    The lengthy litigation reached a turning point in the February ruling on summary judgment, which Judge Conley said was a matter of first impression looking at the "broad tension in patent law between what is legitimate invention ... and what is merely description of the natural world."

    The judge found one patent was invalid for lack of enablement, while the ‘680 patent was allowed to move forward.

    Prior to it reaching the jury stage, the court also found Millennium had infringed the patent.
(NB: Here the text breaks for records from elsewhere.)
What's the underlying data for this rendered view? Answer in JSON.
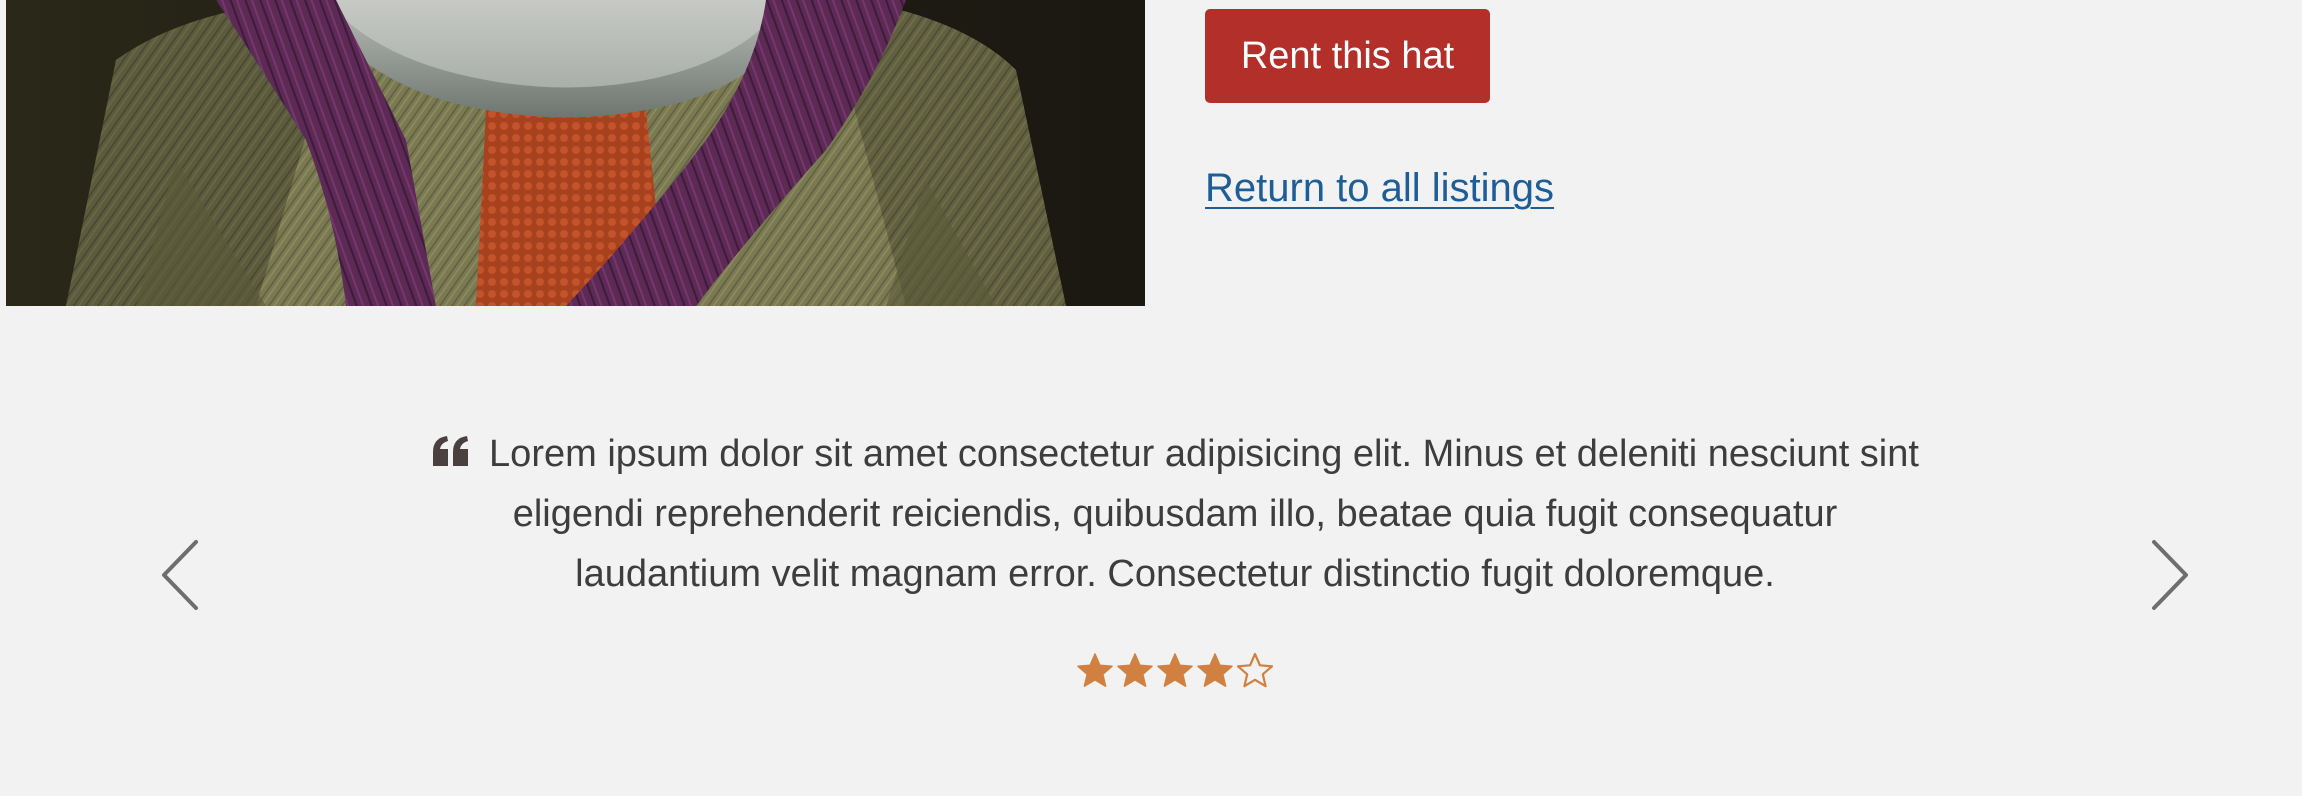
{
  "listing": {
    "image_alt": "Hat model wearing a tweed coat and purple scarf",
    "rent_button_label": "Rent this hat",
    "return_link_label": "Return to all listings"
  },
  "testimonial": {
    "quote": "Lorem ipsum dolor sit amet consectetur adipisicing elit. Minus et deleniti nesciunt sint eligendi reprehenderit reiciendis, quibusdam illo, beatae quia fugit consequatur laudantium velit magnam error. Consectetur distinctio fugit doloremque.",
    "rating": 4,
    "rating_max": 5,
    "quote_icon": "quote-left-icon",
    "prev_icon": "chevron-left-icon",
    "next_icon": "chevron-right-icon"
  },
  "colors": {
    "background": "#f2f2f2",
    "accent_button": "#b3302a",
    "link": "#1f5d96",
    "star": "#d08040",
    "text": "#3d3d3d",
    "arrow": "#6e6e6e"
  }
}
But whether that infringement was willful - which would allow damages to be trebled - remains a sticky subject.

    The Federal Circuit has set forth a two-pronged standard for establishing willful infringement, which includes an objective prong determined by a judge and a subjective prong determined by a jury.

    In a ruling Friday, following presentation of evidence to the jury, Judge Conley found Millennium had raised a “substantial question” of obviousness that warranted dismissal of the plaintiffs’ claim on the objective prong.

    Nonetheless, he left it up to the jury to decide on the second aspect, who found Tuesday found Millennium had willfully infringed because it knew, or should have known, the patent was valid.

    Judge Conley explained he had the jury decide on the subjective prong “solely to avoid the necessity of an additional trial should the Federal Circuit disagree with this court’s conclusion as to the objective prong, now that the jury has heard substantially, if not all, of the evidence necessary to reach this fact question.”

    Ameritox and Millennium both offer drug-testing services to doctors who prescribe pain medications to their patients and want to monitor whether their patients may be abusing the painkillers or combining them with illicit or dangerous drugs.

    The two rivals have been embroiled in litigation for nearly five years, variously accusing each other of charging Medicare for unnecessary tests, trademark infringement of diagnostic reports and making false statements in advertisements, according to court documents.